Gilbert syndrome may affect as many as 5% of people. Although family members may be affected, a clear genetic pattern is difficult to establish.

Pathogenesis may involve complex defects in the liver’s uptake of bilirubin. Glucuronyl transferase activity is low, though not as low as in Crigler-Najjar syndrome type II. In many patients, RBC destruction is also slightly accelerated, but this acceleration does not explain hyperbilirubinemia. Liver histology is normal.

Gilbert syndrome is most often detected in young adults serendipitously by finding an elevated bilirubin level, which usually fluctuates between 2 and 5 mg/dL (34 and 86 μmol/L) and tends to increase with fasting and other stresses.

Gilbert syndrome is differentiated from hepatitis by fractionation that shows predominantly unconjugated bilirubin, otherwise normal liver function test results, and absence of urinary bilirubin. It is differentiated from hemolysis by the absence of anemia and reticulocytosis.

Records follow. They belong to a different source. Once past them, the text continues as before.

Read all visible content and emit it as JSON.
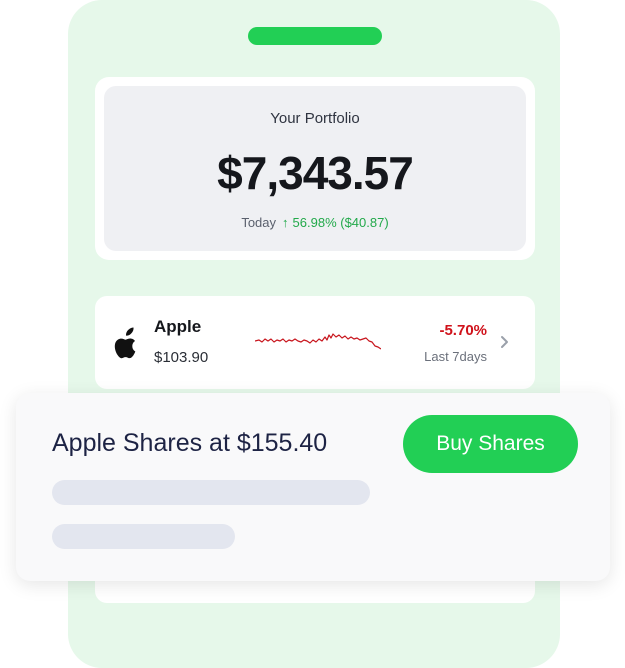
{
  "colors": {
    "accent_green": "#22cf55",
    "positive_green": "#22a94a",
    "negative_red": "#d0121b",
    "phone_background": "#e6f8ea"
  },
  "portfolio": {
    "title": "Your Portfolio",
    "value": "$7,343.57",
    "period_label": "Today",
    "change_icon": "arrow-up-icon",
    "change_text": "56.98% ($40.87)"
  },
  "stock": {
    "logo_icon": "apple-logo-icon",
    "name": "Apple",
    "price": "$103.90",
    "change": "-5.70%",
    "period": "Last 7days",
    "chevron_icon": "chevron-right-icon"
  },
  "popup": {
    "title": "Apple Shares at $155.40",
    "button_label": "Buy Shares"
  }
}
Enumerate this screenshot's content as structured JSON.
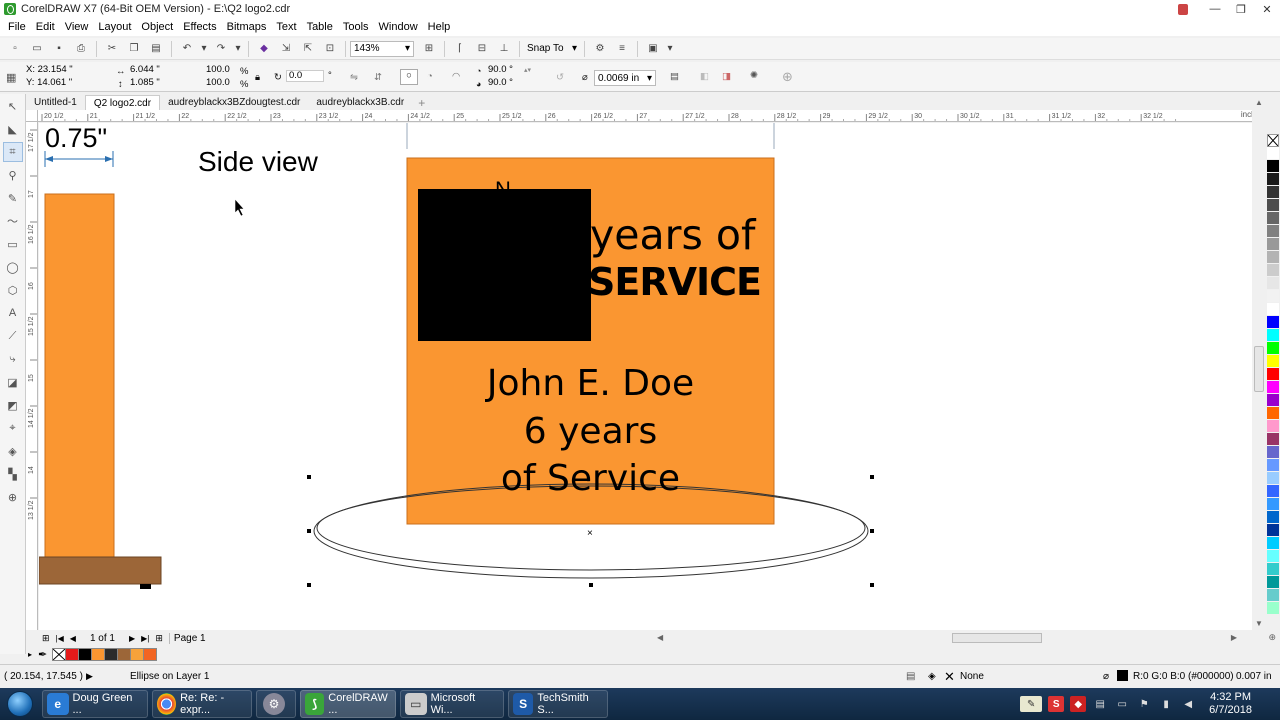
{
  "window": {
    "title": "CorelDRAW X7 (64-Bit OEM Version) - E:\\Q2 logo2.cdr",
    "minimize": "—",
    "maximize": "❐",
    "close": "✕"
  },
  "menu": [
    "File",
    "Edit",
    "View",
    "Layout",
    "Object",
    "Effects",
    "Bitmaps",
    "Text",
    "Table",
    "Tools",
    "Window",
    "Help"
  ],
  "toolbar": {
    "zoom": "143%",
    "snap_to": "Snap To"
  },
  "properties": {
    "x": "X: 23.154 \"",
    "y": "Y: 14.061 \"",
    "width": "6.044 \"",
    "height": "1.085 \"",
    "scale_w": "100.0",
    "scale_h": "100.0",
    "pct": "%",
    "rotation": "0.0",
    "deg": "°",
    "start_angle": "90.0 °",
    "end_angle": "90.0 °",
    "outline_width": "0.0069 in"
  },
  "doc_tabs": [
    "Untitled-1",
    "Q2 logo2.cdr",
    "audreyblackx3BZdougtest.cdr",
    "audreyblackx3B.cdr"
  ],
  "ruler": {
    "h_labels": [
      "20 1/2",
      "21",
      "21 1/2",
      "22",
      "22 1/2",
      "23",
      "23 1/2",
      "24",
      "24 1/2",
      "25",
      "25 1/2",
      "26",
      "26 1/2",
      "27",
      "27 1/2",
      "28",
      "28 1/2",
      "29",
      "29 1/2",
      "30",
      "30 1/2",
      "31",
      "31 1/2",
      "32",
      "32 1/2"
    ],
    "units": "inches",
    "v_labels": [
      "17 1/2",
      "17",
      "16 1/2",
      "16",
      "15 1/2",
      "15",
      "14 1/2",
      "14",
      "13 1/2"
    ]
  },
  "canvas": {
    "dimension_label": "0.75\"",
    "side_view_label": "Side view",
    "plaque": {
      "line1": "years of",
      "line2": "SERVICE",
      "name": "John E. Doe",
      "years": "6 years",
      "service": "of Service"
    }
  },
  "colors": {
    "plaque_orange": "#fa9631",
    "base_brown": "#9c6638",
    "selection_black": "#000000"
  },
  "pagebar": {
    "page_count": "1 of 1",
    "page_tab": "Page 1"
  },
  "status": {
    "coords": "( 20.154, 17.545 )",
    "selection": "Ellipse on Layer 1",
    "fill": "None",
    "outline_color": "R:0 G:0 B:0 (#000000)",
    "outline_width": "0.007 in"
  },
  "taskbar": {
    "tasks": [
      "Doug Green ...",
      "Re: Re: - expr...",
      "",
      "CorelDRAW ...",
      "Microsoft Wi...",
      "TechSmith S..."
    ],
    "time": "4:32 PM",
    "date": "6/7/2018"
  }
}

Treatment is unnecessary. Patients should be reassured that they do not have liver disease.